● REQUIRED WORK
An exact copy of all the data is required, with pictures left out.

[Page and application data records]
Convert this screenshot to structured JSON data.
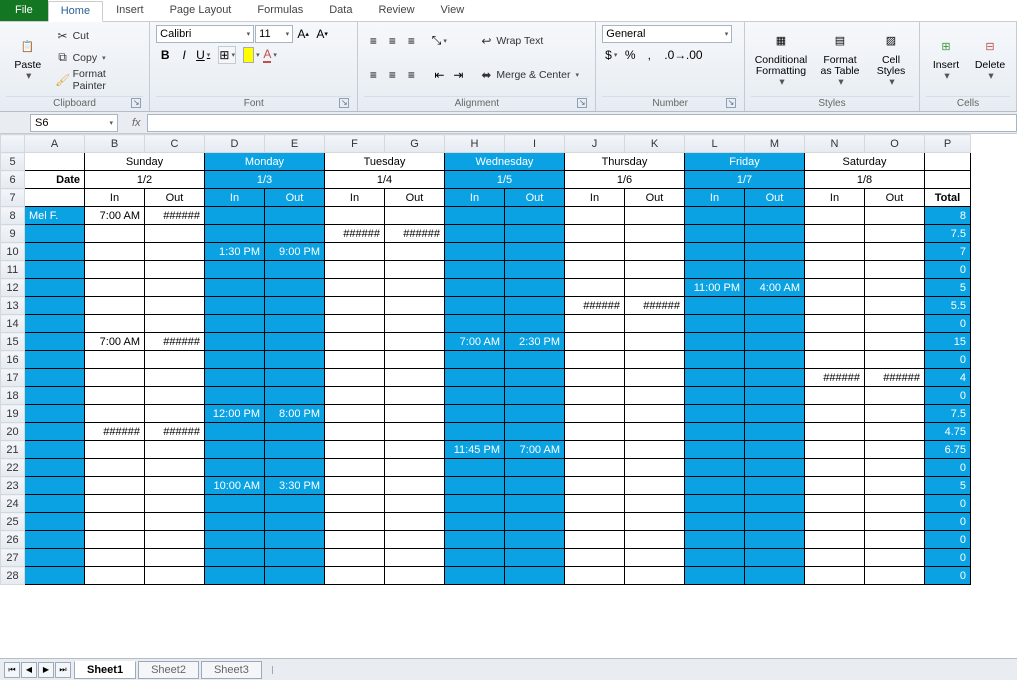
{
  "tabs": {
    "file": "File",
    "items": [
      "Home",
      "Insert",
      "Page Layout",
      "Formulas",
      "Data",
      "Review",
      "View"
    ],
    "active": "Home"
  },
  "ribbon": {
    "clipboard": {
      "label": "Clipboard",
      "paste": "Paste",
      "cut": "Cut",
      "copy": "Copy",
      "painter": "Format Painter"
    },
    "font": {
      "label": "Font",
      "name": "Calibri",
      "size": "11"
    },
    "alignment": {
      "label": "Alignment",
      "wrap": "Wrap Text",
      "merge": "Merge & Center"
    },
    "number": {
      "label": "Number",
      "format": "General"
    },
    "styles": {
      "label": "Styles",
      "cond": "Conditional\nFormatting",
      "table": "Format\nas Table",
      "cell": "Cell\nStyles"
    },
    "cells": {
      "label": "Cells",
      "insert": "Insert",
      "delete": "Delete"
    }
  },
  "fx": {
    "namebox": "S6",
    "fx_label": "fx"
  },
  "columns": [
    "A",
    "B",
    "C",
    "D",
    "E",
    "F",
    "G",
    "H",
    "I",
    "J",
    "K",
    "L",
    "M",
    "N",
    "O",
    "P"
  ],
  "row_start": 5,
  "row_end": 28,
  "days": [
    "Sunday",
    "Monday",
    "Tuesday",
    "Wednesday",
    "Thursday",
    "Friday",
    "Saturday"
  ],
  "blue_days": [
    false,
    true,
    false,
    true,
    false,
    true,
    false
  ],
  "date_label": "Date",
  "dates": [
    "1/2",
    "1/3",
    "1/4",
    "1/5",
    "1/6",
    "1/7",
    "1/8"
  ],
  "inout": {
    "in": "In",
    "out": "Out",
    "total": "Total"
  },
  "names_col": [
    "Mel F.",
    "",
    "",
    "",
    "",
    "",
    "",
    "",
    "",
    "",
    "",
    "",
    "",
    "",
    "",
    "",
    "",
    "",
    "",
    "",
    ""
  ],
  "cells": {
    "8": {
      "B": "7:00 AM",
      "C": "######",
      "P": "8"
    },
    "9": {
      "F": "######",
      "G": "######",
      "P": "7.5"
    },
    "10": {
      "D": "1:30 PM",
      "E": "9:00 PM",
      "P": "7"
    },
    "11": {
      "P": "0"
    },
    "12": {
      "L": "11:00 PM",
      "M": "4:00 AM",
      "P": "5"
    },
    "13": {
      "J": "######",
      "K": "######",
      "P": "5.5"
    },
    "14": {
      "P": "0"
    },
    "15": {
      "B": "7:00 AM",
      "C": "######",
      "H": "7:00 AM",
      "I": "2:30 PM",
      "P": "15"
    },
    "16": {
      "P": "0"
    },
    "17": {
      "N": "######",
      "O": "######",
      "P": "4"
    },
    "18": {
      "P": "0"
    },
    "19": {
      "D": "12:00 PM",
      "E": "8:00 PM",
      "P": "7.5"
    },
    "20": {
      "B": "######",
      "C": "######",
      "P": "4.75"
    },
    "21": {
      "H": "11:45 PM",
      "I": "7:00 AM",
      "P": "6.75"
    },
    "22": {
      "P": "0"
    },
    "23": {
      "D": "10:00 AM",
      "E": "3:30 PM",
      "P": "5"
    },
    "24": {
      "P": "0"
    },
    "25": {
      "P": "0"
    },
    "26": {
      "P": "0"
    },
    "27": {
      "P": "0"
    },
    "28": {
      "P": "0"
    }
  },
  "sheettabs": {
    "sheets": [
      "Sheet1",
      "Sheet2",
      "Sheet3"
    ],
    "active": "Sheet1"
  }
}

● WORKED SOLUTION
Convert this screenshot to structured JSON data.
{
  "tabs": {
    "file": "File",
    "items": [
      "Home",
      "Insert",
      "Page Layout",
      "Formulas",
      "Data",
      "Review",
      "View"
    ],
    "active": "Home"
  },
  "ribbon": {
    "clipboard": {
      "label": "Clipboard",
      "paste": "Paste",
      "cut": "Cut",
      "copy": "Copy",
      "painter": "Format Painter"
    },
    "font": {
      "label": "Font",
      "name": "Calibri",
      "size": "11"
    },
    "alignment": {
      "label": "Alignment",
      "wrap": "Wrap Text",
      "merge": "Merge & Center"
    },
    "number": {
      "label": "Number",
      "format": "General"
    },
    "styles": {
      "label": "Styles",
      "cond": "Conditional\nFormatting",
      "table": "Format\nas Table",
      "cell": "Cell\nStyles"
    },
    "cells": {
      "label": "Cells",
      "insert": "Insert",
      "delete": "Delete"
    }
  },
  "fx": {
    "namebox": "S6",
    "fx_label": "fx"
  },
  "columns": [
    "A",
    "B",
    "C",
    "D",
    "E",
    "F",
    "G",
    "H",
    "I",
    "J",
    "K",
    "L",
    "M",
    "N",
    "O",
    "P"
  ],
  "row_start": 5,
  "row_end": 28,
  "days": [
    "Sunday",
    "Monday",
    "Tuesday",
    "Wednesday",
    "Thursday",
    "Friday",
    "Saturday"
  ],
  "blue_days": [
    false,
    true,
    false,
    true,
    false,
    true,
    false
  ],
  "date_label": "Date",
  "dates": [
    "1/2",
    "1/3",
    "1/4",
    "1/5",
    "1/6",
    "1/7",
    "1/8"
  ],
  "inout": {
    "in": "In",
    "out": "Out",
    "total": "Total"
  },
  "names_col": [
    "Mel F.",
    "",
    "",
    "",
    "",
    "",
    "",
    "",
    "",
    "",
    "",
    "",
    "",
    "",
    "",
    "",
    "",
    "",
    "",
    "",
    ""
  ],
  "cells": {
    "8": {
      "B": "7:00 AM",
      "C": "######",
      "P": "8"
    },
    "9": {
      "F": "######",
      "G": "######",
      "P": "7.5"
    },
    "10": {
      "D": "1:30 PM",
      "E": "9:00 PM",
      "P": "7"
    },
    "11": {
      "P": "0"
    },
    "12": {
      "L": "11:00 PM",
      "M": "4:00 AM",
      "P": "5"
    },
    "13": {
      "J": "######",
      "K": "######",
      "P": "5.5"
    },
    "14": {
      "P": "0"
    },
    "15": {
      "B": "7:00 AM",
      "C": "######",
      "H": "7:00 AM",
      "I": "2:30 PM",
      "P": "15"
    },
    "16": {
      "P": "0"
    },
    "17": {
      "N": "######",
      "O": "######",
      "P": "4"
    },
    "18": {
      "P": "0"
    },
    "19": {
      "D": "12:00 PM",
      "E": "8:00 PM",
      "P": "7.5"
    },
    "20": {
      "B": "######",
      "C": "######",
      "P": "4.75"
    },
    "21": {
      "H": "11:45 PM",
      "I": "7:00 AM",
      "P": "6.75"
    },
    "22": {
      "P": "0"
    },
    "23": {
      "D": "10:00 AM",
      "E": "3:30 PM",
      "P": "5"
    },
    "24": {
      "P": "0"
    },
    "25": {
      "P": "0"
    },
    "26": {
      "P": "0"
    },
    "27": {
      "P": "0"
    },
    "28": {
      "P": "0"
    }
  },
  "sheettabs": {
    "sheets": [
      "Sheet1",
      "Sheet2",
      "Sheet3"
    ],
    "active": "Sheet1"
  }
}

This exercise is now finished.